Content starts

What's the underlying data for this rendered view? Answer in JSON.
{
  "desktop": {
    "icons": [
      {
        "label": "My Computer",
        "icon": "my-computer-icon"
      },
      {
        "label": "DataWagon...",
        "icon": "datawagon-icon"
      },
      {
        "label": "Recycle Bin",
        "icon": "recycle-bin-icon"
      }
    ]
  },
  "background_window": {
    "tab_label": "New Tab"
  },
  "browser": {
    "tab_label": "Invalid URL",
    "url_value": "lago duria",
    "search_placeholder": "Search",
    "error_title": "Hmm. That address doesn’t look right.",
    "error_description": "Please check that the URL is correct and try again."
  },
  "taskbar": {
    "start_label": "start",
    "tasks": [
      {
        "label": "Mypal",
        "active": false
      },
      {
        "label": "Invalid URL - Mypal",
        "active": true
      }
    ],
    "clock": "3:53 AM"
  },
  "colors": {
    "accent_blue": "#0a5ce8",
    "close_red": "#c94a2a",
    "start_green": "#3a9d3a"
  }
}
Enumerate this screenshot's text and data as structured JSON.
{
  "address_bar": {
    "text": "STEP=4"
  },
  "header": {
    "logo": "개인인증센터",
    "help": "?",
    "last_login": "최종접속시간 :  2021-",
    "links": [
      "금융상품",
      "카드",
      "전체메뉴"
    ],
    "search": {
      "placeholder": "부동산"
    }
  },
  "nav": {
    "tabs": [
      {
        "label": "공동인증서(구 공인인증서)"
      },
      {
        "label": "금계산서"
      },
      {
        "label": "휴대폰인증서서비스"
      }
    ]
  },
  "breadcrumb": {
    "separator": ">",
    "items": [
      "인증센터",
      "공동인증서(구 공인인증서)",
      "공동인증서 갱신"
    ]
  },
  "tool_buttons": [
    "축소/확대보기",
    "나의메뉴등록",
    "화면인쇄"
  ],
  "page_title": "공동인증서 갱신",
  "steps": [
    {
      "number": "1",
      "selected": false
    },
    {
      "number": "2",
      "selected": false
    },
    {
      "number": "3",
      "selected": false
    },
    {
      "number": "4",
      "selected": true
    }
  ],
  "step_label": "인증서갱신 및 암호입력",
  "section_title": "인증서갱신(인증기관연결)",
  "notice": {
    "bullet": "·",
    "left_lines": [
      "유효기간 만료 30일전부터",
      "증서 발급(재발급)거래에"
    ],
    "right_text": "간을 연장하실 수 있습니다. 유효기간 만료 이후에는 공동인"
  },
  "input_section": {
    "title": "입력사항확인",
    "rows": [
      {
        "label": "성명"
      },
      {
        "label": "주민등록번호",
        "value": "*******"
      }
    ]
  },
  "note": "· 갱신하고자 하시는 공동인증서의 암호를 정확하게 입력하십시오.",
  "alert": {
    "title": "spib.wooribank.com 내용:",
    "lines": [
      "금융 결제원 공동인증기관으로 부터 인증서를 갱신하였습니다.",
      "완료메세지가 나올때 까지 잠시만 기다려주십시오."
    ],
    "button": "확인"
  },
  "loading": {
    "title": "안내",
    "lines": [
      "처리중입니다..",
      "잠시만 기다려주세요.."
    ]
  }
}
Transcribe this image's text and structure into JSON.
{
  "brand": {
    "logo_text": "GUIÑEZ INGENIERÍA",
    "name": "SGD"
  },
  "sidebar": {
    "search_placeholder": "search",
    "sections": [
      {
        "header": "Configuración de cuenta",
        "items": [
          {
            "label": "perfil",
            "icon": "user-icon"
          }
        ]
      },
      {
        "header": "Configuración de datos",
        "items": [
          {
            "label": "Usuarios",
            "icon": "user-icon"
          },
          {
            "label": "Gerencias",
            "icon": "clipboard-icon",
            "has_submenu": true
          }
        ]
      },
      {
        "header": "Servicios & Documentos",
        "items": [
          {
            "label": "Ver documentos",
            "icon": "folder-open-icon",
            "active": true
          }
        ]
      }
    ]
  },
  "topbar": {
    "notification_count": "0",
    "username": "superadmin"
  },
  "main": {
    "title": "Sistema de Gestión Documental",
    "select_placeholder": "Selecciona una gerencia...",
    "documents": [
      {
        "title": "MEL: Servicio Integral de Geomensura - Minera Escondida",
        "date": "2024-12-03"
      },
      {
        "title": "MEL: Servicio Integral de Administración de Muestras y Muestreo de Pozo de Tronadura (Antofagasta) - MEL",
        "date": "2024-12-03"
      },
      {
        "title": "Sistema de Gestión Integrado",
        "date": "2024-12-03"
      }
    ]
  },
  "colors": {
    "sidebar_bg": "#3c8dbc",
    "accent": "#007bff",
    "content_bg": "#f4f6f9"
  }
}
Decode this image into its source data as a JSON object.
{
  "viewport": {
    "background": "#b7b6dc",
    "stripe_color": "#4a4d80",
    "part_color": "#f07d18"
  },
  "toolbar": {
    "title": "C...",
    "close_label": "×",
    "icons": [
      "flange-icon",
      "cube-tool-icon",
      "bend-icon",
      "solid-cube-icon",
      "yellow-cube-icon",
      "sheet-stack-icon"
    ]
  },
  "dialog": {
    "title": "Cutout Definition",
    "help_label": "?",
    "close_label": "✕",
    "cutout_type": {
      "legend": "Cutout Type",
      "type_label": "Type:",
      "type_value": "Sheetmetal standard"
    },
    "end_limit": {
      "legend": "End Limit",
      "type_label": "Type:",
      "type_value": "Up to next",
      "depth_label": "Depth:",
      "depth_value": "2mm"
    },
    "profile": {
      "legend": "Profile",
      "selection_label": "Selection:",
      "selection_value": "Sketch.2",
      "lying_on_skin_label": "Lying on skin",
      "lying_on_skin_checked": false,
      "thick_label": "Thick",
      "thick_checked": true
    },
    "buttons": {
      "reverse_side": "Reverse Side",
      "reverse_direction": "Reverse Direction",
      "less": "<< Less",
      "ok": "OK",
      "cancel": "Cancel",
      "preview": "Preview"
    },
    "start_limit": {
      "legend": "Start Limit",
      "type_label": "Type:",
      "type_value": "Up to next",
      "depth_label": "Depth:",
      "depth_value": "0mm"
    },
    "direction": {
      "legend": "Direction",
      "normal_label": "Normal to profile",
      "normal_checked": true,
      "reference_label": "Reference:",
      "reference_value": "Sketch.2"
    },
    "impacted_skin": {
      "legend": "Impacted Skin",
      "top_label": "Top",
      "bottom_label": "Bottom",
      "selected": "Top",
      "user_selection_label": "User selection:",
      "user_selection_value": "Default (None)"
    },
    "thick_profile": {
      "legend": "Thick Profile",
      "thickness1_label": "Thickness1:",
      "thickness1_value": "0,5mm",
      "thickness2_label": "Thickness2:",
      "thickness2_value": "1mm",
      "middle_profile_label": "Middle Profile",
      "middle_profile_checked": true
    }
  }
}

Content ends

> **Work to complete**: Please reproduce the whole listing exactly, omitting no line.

> **Task result**:
What's the underlying data for this rendered view? Answer in JSON.
{
  "desktop": {
    "icons": [
      {
        "label": "My Computer",
        "icon": "my-computer-icon"
      },
      {
        "label": "DataWagon...",
        "icon": "datawagon-icon"
      },
      {
        "label": "Recycle Bin",
        "icon": "recycle-bin-icon"
      }
    ]
  },
  "background_window": {
    "tab_label": "New Tab"
  },
  "browser": {
    "tab_label": "Invalid URL",
    "url_value": "lago duria",
    "search_placeholder": "Search",
    "error_title": "Hmm. That address doesn’t look right.",
    "error_description": "Please check that the URL is correct and try again."
  },
  "taskbar": {
    "start_label": "start",
    "tasks": [
      {
        "label": "Mypal",
        "active": false
      },
      {
        "label": "Invalid URL - Mypal",
        "active": true
      }
    ],
    "clock": "3:53 AM"
  },
  "colors": {
    "accent_blue": "#0a5ce8",
    "close_red": "#c94a2a",
    "start_green": "#3a9d3a"
  }
}
Enumerate this screenshot's text and data as structured JSON.
{
  "address_bar": {
    "text": "STEP=4"
  },
  "header": {
    "logo": "개인인증센터",
    "help": "?",
    "last_login": "최종접속시간 :  2021-",
    "links": [
      "금융상품",
      "카드",
      "전체메뉴"
    ],
    "search": {
      "placeholder": "부동산"
    }
  },
  "nav": {
    "tabs": [
      {
        "label": "공동인증서(구 공인인증서)"
      },
      {
        "label": "금계산서"
      },
      {
        "label": "휴대폰인증서서비스"
      }
    ]
  },
  "breadcrumb": {
    "separator": ">",
    "items": [
      "인증센터",
      "공동인증서(구 공인인증서)",
      "공동인증서 갱신"
    ]
  },
  "tool_buttons": [
    "축소/확대보기",
    "나의메뉴등록",
    "화면인쇄"
  ],
  "page_title": "공동인증서 갱신",
  "steps": [
    {
      "number": "1",
      "selected": false
    },
    {
      "number": "2",
      "selected": false
    },
    {
      "number": "3",
      "selected": false
    },
    {
      "number": "4",
      "selected": true
    }
  ],
  "step_label": "인증서갱신 및 암호입력",
  "section_title": "인증서갱신(인증기관연결)",
  "notice": {
    "bullet": "·",
    "left_lines": [
      "유효기간 만료 30일전부터",
      "증서 발급(재발급)거래에"
    ],
    "right_text": "간을 연장하실 수 있습니다. 유효기간 만료 이후에는 공동인"
  },
  "input_section": {
    "title": "입력사항확인",
    "rows": [
      {
        "label": "성명"
      },
      {
        "label": "주민등록번호",
        "value": "*******"
      }
    ]
  },
  "note": "· 갱신하고자 하시는 공동인증서의 암호를 정확하게 입력하십시오.",
  "alert": {
    "title": "spib.wooribank.com 내용:",
    "lines": [
      "금융 결제원 공동인증기관으로 부터 인증서를 갱신하였습니다.",
      "완료메세지가 나올때 까지 잠시만 기다려주십시오."
    ],
    "button": "확인"
  },
  "loading": {
    "title": "안내",
    "lines": [
      "처리중입니다..",
      "잠시만 기다려주세요.."
    ]
  }
}
Transcribe this image's text and structure into JSON.
{
  "brand": {
    "logo_text": "GUIÑEZ INGENIERÍA",
    "name": "SGD"
  },
  "sidebar": {
    "search_placeholder": "search",
    "sections": [
      {
        "header": "Configuración de cuenta",
        "items": [
          {
            "label": "perfil",
            "icon": "user-icon"
          }
        ]
      },
      {
        "header": "Configuración de datos",
        "items": [
          {
            "label": "Usuarios",
            "icon": "user-icon"
          },
          {
            "label": "Gerencias",
            "icon": "clipboard-icon",
            "has_submenu": true
          }
        ]
      },
      {
        "header": "Servicios & Documentos",
        "items": [
          {
            "label": "Ver documentos",
            "icon": "folder-open-icon",
            "active": true
          }
        ]
      }
    ]
  },
  "topbar": {
    "notification_count": "0",
    "username": "superadmin"
  },
  "main": {
    "title": "Sistema de Gestión Documental",
    "select_placeholder": "Selecciona una gerencia...",
    "documents": [
      {
        "title": "MEL: Servicio Integral de Geomensura - Minera Escondida",
        "date": "2024-12-03"
      },
      {
        "title": "MEL: Servicio Integral de Administración de Muestras y Muestreo de Pozo de Tronadura (Antofagasta) - MEL",
        "date": "2024-12-03"
      },
      {
        "title": "Sistema de Gestión Integrado",
        "date": "2024-12-03"
      }
    ]
  },
  "colors": {
    "sidebar_bg": "#3c8dbc",
    "accent": "#007bff",
    "content_bg": "#f4f6f9"
  }
}
Decode this image into its source data as a JSON object.
{
  "viewport": {
    "background": "#b7b6dc",
    "stripe_color": "#4a4d80",
    "part_color": "#f07d18"
  },
  "toolbar": {
    "title": "C...",
    "close_label": "×",
    "icons": [
      "flange-icon",
      "cube-tool-icon",
      "bend-icon",
      "solid-cube-icon",
      "yellow-cube-icon",
      "sheet-stack-icon"
    ]
  },
  "dialog": {
    "title": "Cutout Definition",
    "help_label": "?",
    "close_label": "✕",
    "cutout_type": {
      "legend": "Cutout Type",
      "type_label": "Type:",
      "type_value": "Sheetmetal standard"
    },
    "end_limit": {
      "legend": "End Limit",
      "type_label": "Type:",
      "type_value": "Up to next",
      "depth_label": "Depth:",
      "depth_value": "2mm"
    },
    "profile": {
      "legend": "Profile",
      "selection_label": "Selection:",
      "selection_value": "Sketch.2",
      "lying_on_skin_label": "Lying on skin",
      "lying_on_skin_checked": false,
      "thick_label": "Thick",
      "thick_checked": true
    },
    "buttons": {
      "reverse_side": "Reverse Side",
      "reverse_direction": "Reverse Direction",
      "less": "<< Less",
      "ok": "OK",
      "cancel": "Cancel",
      "preview": "Preview"
    },
    "start_limit": {
      "legend": "Start Limit",
      "type_label": "Type:",
      "type_value": "Up to next",
      "depth_label": "Depth:",
      "depth_value": "0mm"
    },
    "direction": {
      "legend": "Direction",
      "normal_label": "Normal to profile",
      "normal_checked": true,
      "reference_label": "Reference:",
      "reference_value": "Sketch.2"
    },
    "impacted_skin": {
      "legend": "Impacted Skin",
      "top_label": "Top",
      "bottom_label": "Bottom",
      "selected": "Top",
      "user_selection_label": "User selection:",
      "user_selection_value": "Default (None)"
    },
    "thick_profile": {
      "legend": "Thick Profile",
      "thickness1_label": "Thickness1:",
      "thickness1_value": "0,5mm",
      "thickness2_label": "Thickness2:",
      "thickness2_value": "1mm",
      "middle_profile_label": "Middle Profile",
      "middle_profile_checked": true
    }
  }
}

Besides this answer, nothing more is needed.